Directions for this task: From the data below, copy each line that includes the word "JSON".

Records to process:
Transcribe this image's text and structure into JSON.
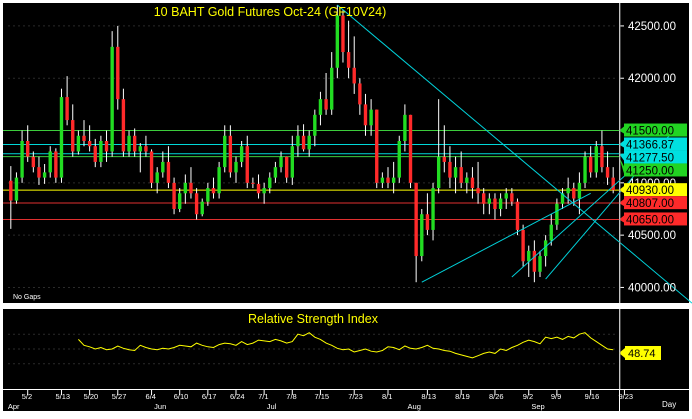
{
  "chart_data": [
    {
      "type": "candlestick",
      "title": "10 BAHT Gold Futures Oct-24 (GF10V24)",
      "note": "No Gaps",
      "y_ticks": [
        40000,
        40500,
        41000,
        41500,
        42000,
        42500
      ],
      "y_tick_labels": [
        "40000.00",
        "40500.00",
        "41000.00",
        "41500.00",
        "42000.00",
        "42500.00"
      ],
      "ylim": [
        39880,
        42700
      ],
      "x_tick_labels": [
        "5/2",
        "5/13",
        "5/20",
        "5/27",
        "6/4",
        "6/10",
        "6/17",
        "6/24",
        "7/1",
        "7/8",
        "7/15",
        "7/23",
        "8/1",
        "8/13",
        "8/19",
        "8/26",
        "9/2",
        "9/9",
        "9/16",
        "9/23"
      ],
      "month_labels": [
        "Apr",
        "Jun",
        "Jul",
        "Aug",
        "Sep"
      ],
      "axis_label": "Day",
      "horizontal_levels": [
        {
          "value": 41500,
          "label": "41500.00",
          "color": "#3ccc3c",
          "label_bg": "#22d422"
        },
        {
          "value": 41366.87,
          "label": "41366.87",
          "color": "#00d8d8",
          "label_bg": "#00e0e0"
        },
        {
          "value": 41277.5,
          "label": "41277.50",
          "color": "#00d8d8",
          "label_bg": "#00e0e0"
        },
        {
          "value": 41250,
          "label": "41250.00",
          "color": "#3ccc3c",
          "label_bg": "#22d422"
        },
        {
          "value": 40930,
          "label": "40930.00",
          "color": "#ffff00",
          "label_bg": "#ffff00"
        },
        {
          "value": 40807,
          "label": "40807.00",
          "color": "#e03030",
          "label_bg": "#ff2a2a"
        },
        {
          "value": 40650,
          "label": "40650.00",
          "color": "#e03030",
          "label_bg": "#ff2a2a"
        }
      ],
      "candles": [
        [
          41020,
          41160,
          40560,
          40830
        ],
        [
          40830,
          41100,
          40800,
          41050
        ],
        [
          41050,
          41500,
          41000,
          41400
        ],
        [
          41400,
          41550,
          41200,
          41250
        ],
        [
          41250,
          41300,
          41100,
          41150
        ],
        [
          41150,
          41250,
          40980,
          41050
        ],
        [
          41050,
          41180,
          40990,
          41100
        ],
        [
          41100,
          41350,
          41050,
          41300
        ],
        [
          41300,
          41330,
          41000,
          41050
        ],
        [
          41050,
          41900,
          41000,
          41820
        ],
        [
          41820,
          42020,
          41550,
          41600
        ],
        [
          41600,
          41750,
          41250,
          41300
        ],
        [
          41300,
          41500,
          41270,
          41450
        ],
        [
          41450,
          41600,
          41350,
          41400
        ],
        [
          41400,
          41550,
          41300,
          41350
        ],
        [
          41350,
          41420,
          41150,
          41200
        ],
        [
          41200,
          41450,
          41150,
          41400
        ],
        [
          41400,
          41500,
          41200,
          41300
        ],
        [
          41300,
          42450,
          41250,
          42300
        ],
        [
          42300,
          42500,
          41700,
          41800
        ],
        [
          41800,
          41900,
          41250,
          41300
        ],
        [
          41300,
          41500,
          41250,
          41450
        ],
        [
          41450,
          41520,
          41250,
          41300
        ],
        [
          41300,
          41380,
          41100,
          41350
        ],
        [
          41350,
          41450,
          41250,
          41300
        ],
        [
          41300,
          41320,
          40950,
          41000
        ],
        [
          41000,
          41150,
          40900,
          41100
        ],
        [
          41100,
          41300,
          41050,
          41200
        ],
        [
          41200,
          41350,
          40950,
          41000
        ],
        [
          41000,
          41050,
          40700,
          40750
        ],
        [
          40750,
          40950,
          40720,
          40900
        ],
        [
          40900,
          41080,
          40800,
          41000
        ],
        [
          41000,
          41150,
          40850,
          40900
        ],
        [
          40900,
          40950,
          40650,
          40700
        ],
        [
          40700,
          40850,
          40680,
          40820
        ],
        [
          40820,
          41000,
          40780,
          40950
        ],
        [
          40950,
          41050,
          40850,
          40900
        ],
        [
          40900,
          41200,
          40850,
          41150
        ],
        [
          41150,
          41550,
          41100,
          41450
        ],
        [
          41450,
          41550,
          41050,
          41100
        ],
        [
          41100,
          41250,
          41000,
          41200
        ],
        [
          41200,
          41400,
          41150,
          41350
        ],
        [
          41350,
          41450,
          40950,
          41000
        ],
        [
          41000,
          41050,
          40950,
          40990
        ],
        [
          40990,
          41080,
          40850,
          40900
        ],
        [
          40900,
          41000,
          40800,
          40950
        ],
        [
          40950,
          41100,
          40900,
          41050
        ],
        [
          41050,
          41200,
          41000,
          41150
        ],
        [
          41150,
          41300,
          41100,
          41250
        ],
        [
          41250,
          41250,
          41000,
          41050
        ],
        [
          41050,
          41450,
          40980,
          41350
        ],
        [
          41350,
          41550,
          41250,
          41450
        ],
        [
          41450,
          41560,
          41300,
          41320
        ],
        [
          41320,
          41500,
          41250,
          41450
        ],
        [
          41450,
          41700,
          41350,
          41650
        ],
        [
          41650,
          41870,
          41550,
          41800
        ],
        [
          41800,
          42050,
          41650,
          41700
        ],
        [
          41700,
          42250,
          41650,
          42100
        ],
        [
          42100,
          42700,
          42000,
          42600
        ],
        [
          42600,
          42650,
          42150,
          42250
        ],
        [
          42250,
          42550,
          42000,
          42100
        ],
        [
          42100,
          42400,
          41850,
          41950
        ],
        [
          41950,
          42000,
          41650,
          41750
        ],
        [
          41750,
          41850,
          41450,
          41550
        ],
        [
          41550,
          41800,
          41450,
          41700
        ],
        [
          41700,
          41700,
          40950,
          41000
        ],
        [
          41000,
          41100,
          40950,
          41050
        ],
        [
          41050,
          41150,
          40950,
          41000
        ],
        [
          41000,
          41200,
          40900,
          41050
        ],
        [
          41050,
          41450,
          41000,
          41400
        ],
        [
          41400,
          41750,
          41300,
          41650
        ],
        [
          41650,
          41650,
          40950,
          41000
        ],
        [
          41000,
          41000,
          40050,
          40300
        ],
        [
          40300,
          40750,
          40250,
          40700
        ],
        [
          40700,
          40900,
          40500,
          40550
        ],
        [
          40550,
          41000,
          40450,
          40950
        ],
        [
          40950,
          41800,
          40900,
          41250
        ],
        [
          41250,
          41550,
          41100,
          41200
        ],
        [
          41200,
          41350,
          40950,
          41050
        ],
        [
          41050,
          41250,
          40900,
          41150
        ],
        [
          41150,
          41300,
          40950,
          41000
        ],
        [
          41000,
          41100,
          40900,
          41050
        ],
        [
          41050,
          41150,
          40850,
          40950
        ],
        [
          40950,
          41200,
          40800,
          40900
        ],
        [
          40900,
          40950,
          40700,
          40800
        ],
        [
          40800,
          40900,
          40700,
          40850
        ],
        [
          40850,
          40900,
          40650,
          40750
        ],
        [
          40750,
          40900,
          40680,
          40850
        ],
        [
          40850,
          40950,
          40750,
          40900
        ],
        [
          40900,
          40950,
          40780,
          40820
        ],
        [
          40820,
          40850,
          40500,
          40550
        ],
        [
          40550,
          40600,
          40200,
          40250
        ],
        [
          40250,
          40400,
          40100,
          40350
        ],
        [
          40350,
          40450,
          40050,
          40150
        ],
        [
          40150,
          40350,
          40100,
          40300
        ],
        [
          40300,
          40500,
          40200,
          40450
        ],
        [
          40450,
          40700,
          40400,
          40600
        ],
        [
          40600,
          40850,
          40550,
          40800
        ],
        [
          40800,
          40950,
          40750,
          40900
        ],
        [
          40900,
          41050,
          40800,
          40950
        ],
        [
          40950,
          41000,
          40780,
          40850
        ],
        [
          40850,
          41100,
          40700,
          41000
        ],
        [
          41000,
          41300,
          40950,
          41250
        ],
        [
          41250,
          41350,
          41050,
          41100
        ],
        [
          41100,
          41400,
          41050,
          41350
        ],
        [
          41350,
          41500,
          41100,
          41150
        ],
        [
          41150,
          41300,
          40980,
          41050
        ],
        [
          41050,
          41150,
          40900,
          40930
        ]
      ],
      "trendlines": [
        {
          "from": [
            58,
            42700
          ],
          "to": [
            121,
            39850
          ]
        },
        {
          "from": [
            73,
            40050
          ],
          "to": [
            103,
            40900
          ]
        },
        {
          "from": [
            95,
            40080
          ],
          "to": [
            116,
            41400
          ]
        },
        {
          "from": [
            89,
            40100
          ],
          "to": [
            117,
            41450
          ]
        }
      ],
      "colors": {
        "up": "#22dd22",
        "down": "#ff2a2a",
        "wick": "#ffffff",
        "trendline": "#00d0d8"
      }
    },
    {
      "type": "line",
      "title": "Relative Strength Index",
      "last_value_label": "48.74",
      "ylim": [
        0,
        100
      ],
      "values": [
        63,
        55,
        53,
        50,
        52,
        49,
        50,
        54,
        51,
        49,
        48,
        55,
        52,
        50,
        49,
        51,
        50,
        52,
        55,
        54,
        53,
        58,
        55,
        53,
        52,
        56,
        58,
        57,
        55,
        60,
        56,
        58,
        62,
        61,
        60,
        63,
        61,
        58,
        60,
        70,
        68,
        72,
        66,
        63,
        58,
        55,
        51,
        49,
        50,
        46,
        48,
        50,
        47,
        46,
        48,
        53,
        52,
        49,
        54,
        51,
        50,
        52,
        55,
        51,
        50,
        48,
        47,
        44,
        42,
        40,
        38,
        41,
        44,
        46,
        44,
        50,
        48,
        52,
        55,
        59,
        62,
        60,
        57,
        66,
        64,
        66,
        63,
        67,
        65,
        70,
        72,
        65,
        60,
        55,
        50,
        49
      ],
      "color": "#ffff00"
    }
  ]
}
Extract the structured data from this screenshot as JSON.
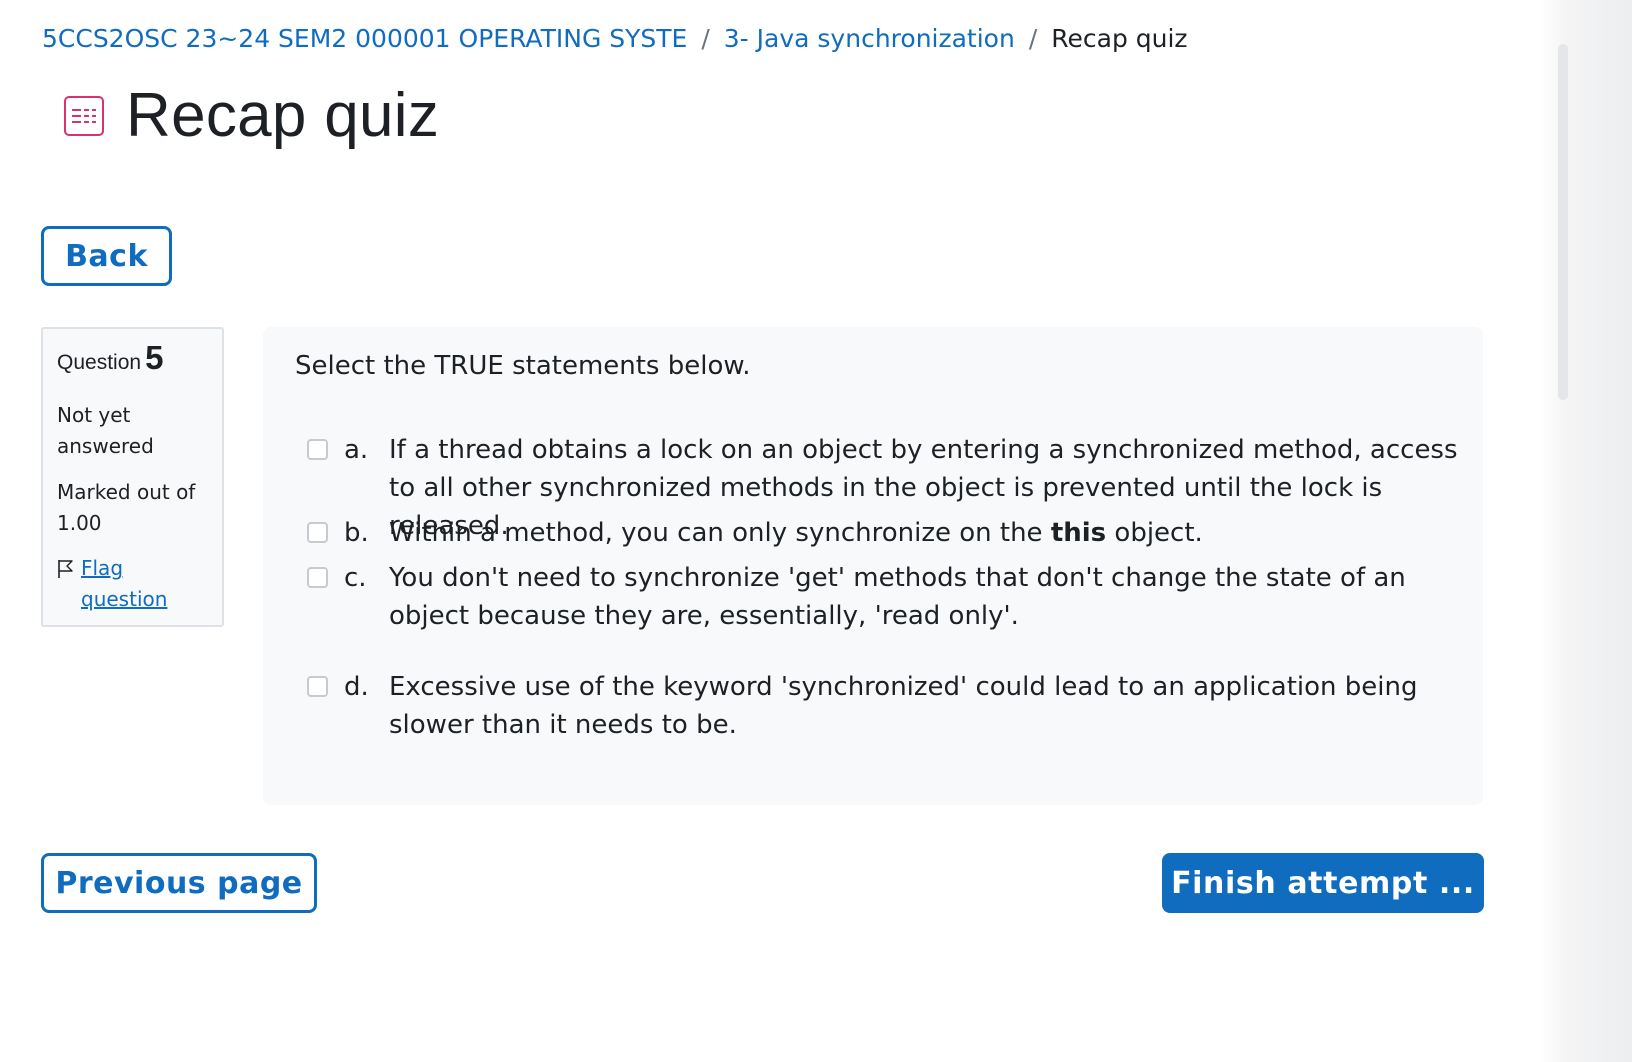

Solution to this problem:
Transcribe this image's text and structure into JSON.
Extract the structured data from this screenshot as JSON.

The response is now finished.